◆ Exercise: Copy each line from the data that has the word "description" in it.

··· Provided data ···

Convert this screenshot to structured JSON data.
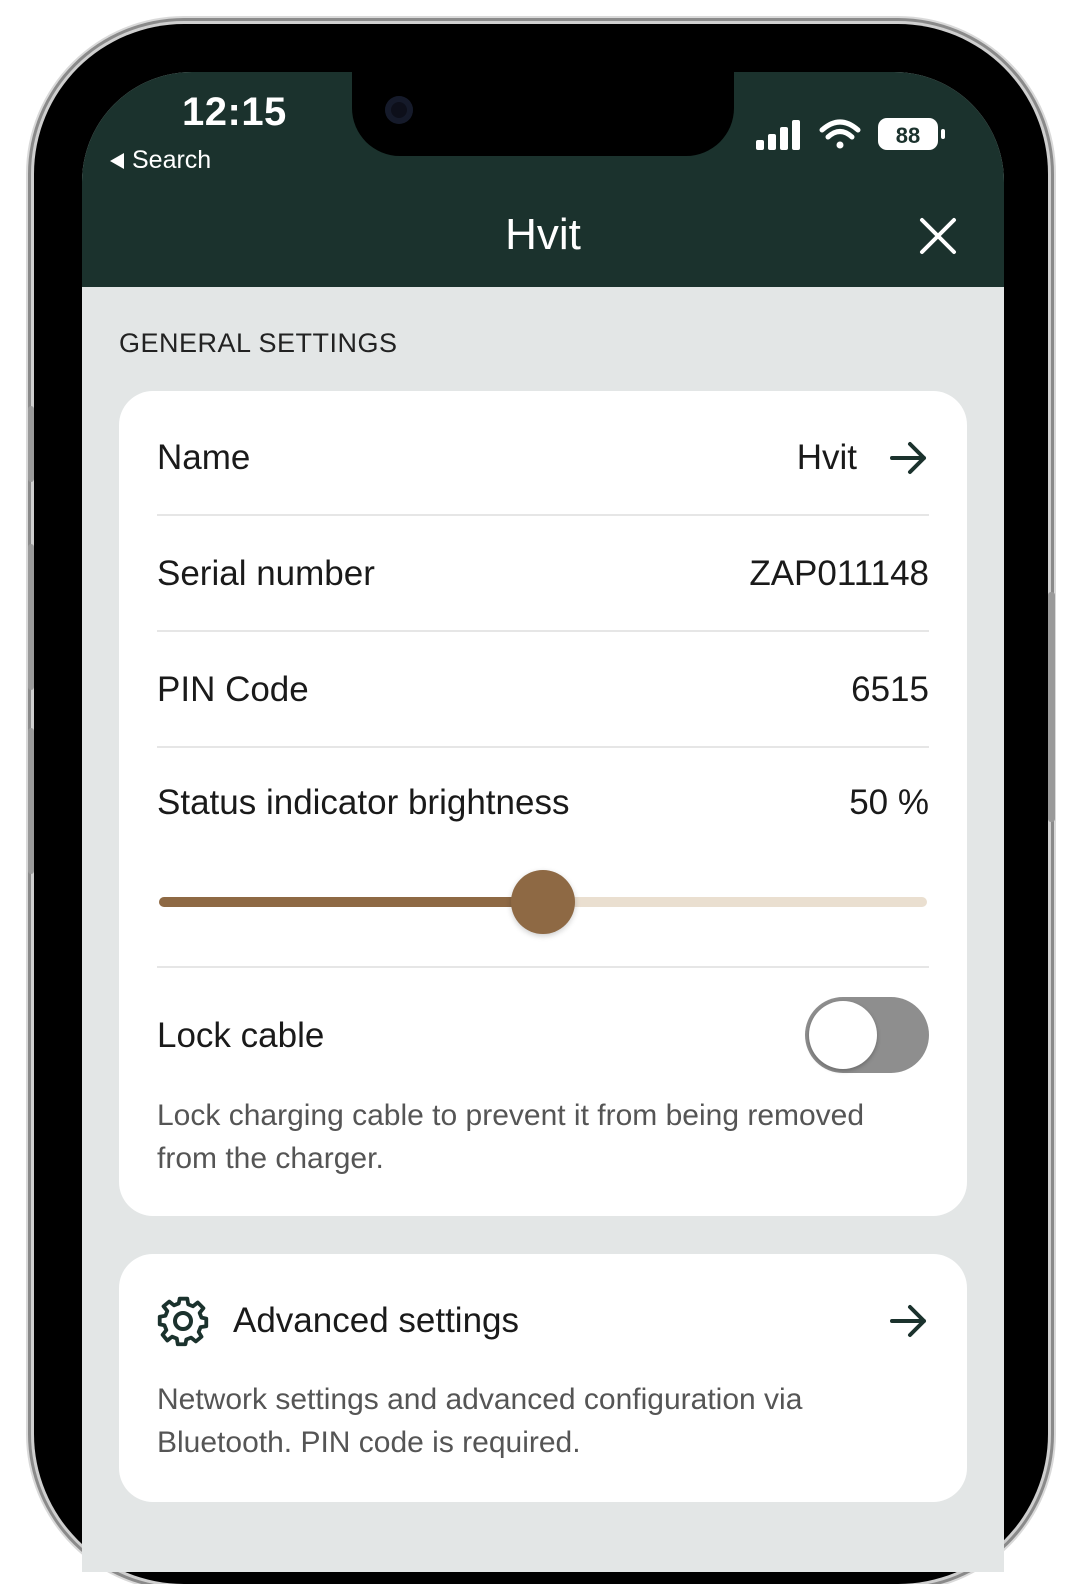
{
  "status_bar": {
    "time": "12:15",
    "back_label": "Search",
    "battery": "88"
  },
  "header": {
    "title": "Hvit"
  },
  "general_settings": {
    "section_label": "GENERAL SETTINGS",
    "name": {
      "label": "Name",
      "value": "Hvit"
    },
    "serial": {
      "label": "Serial number",
      "value": "ZAP011148"
    },
    "pin": {
      "label": "PIN Code",
      "value": "6515"
    },
    "brightness": {
      "label": "Status indicator brightness",
      "value": "50 %",
      "level": 0.5
    },
    "lock_cable": {
      "label": "Lock cable",
      "enabled": false,
      "description": "Lock charging cable to prevent it from being removed from the charger."
    }
  },
  "advanced": {
    "label": "Advanced settings",
    "description": "Network settings and advanced configuration via Bluetooth. PIN code is required."
  },
  "colors": {
    "header_bg": "#1b322d",
    "screen_bg": "#e3e6e6",
    "slider_accent": "#8e6944",
    "slider_track": "#eadfd0",
    "toggle_off": "#8e8e8e"
  },
  "icons": [
    "back-triangle-icon",
    "signal-icon",
    "wifi-icon",
    "battery-icon",
    "close-icon",
    "arrow-right-icon",
    "gear-icon"
  ]
}
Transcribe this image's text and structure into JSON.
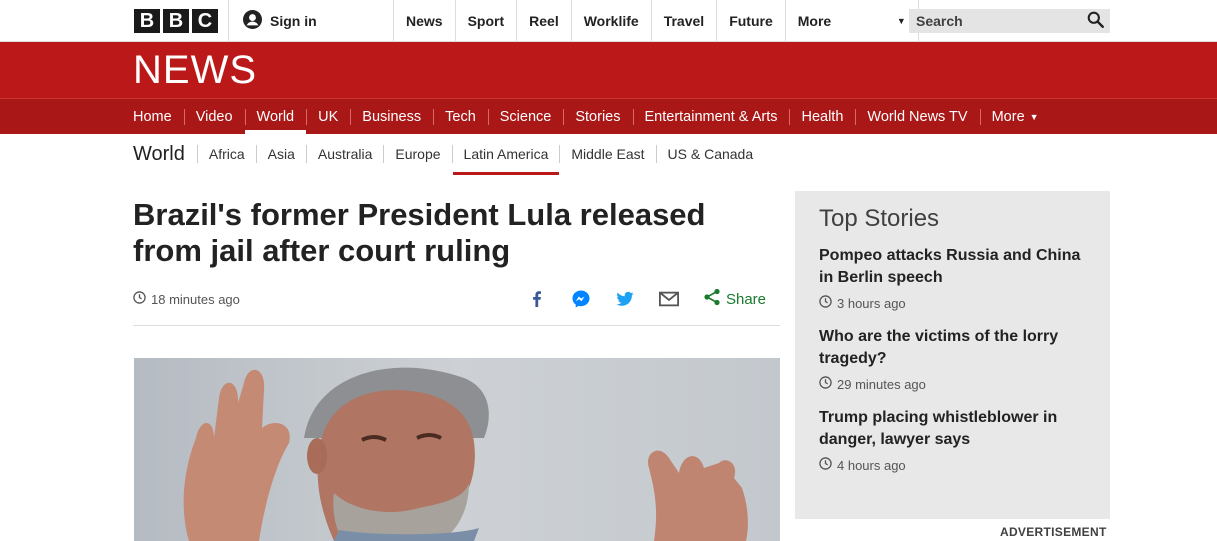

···

◆ Output:
      "description": "Lock charging cable to prevent it from being removed from the charger."
    "description": "Network settings and advanced configuration via Bluetooth. PIN code is required."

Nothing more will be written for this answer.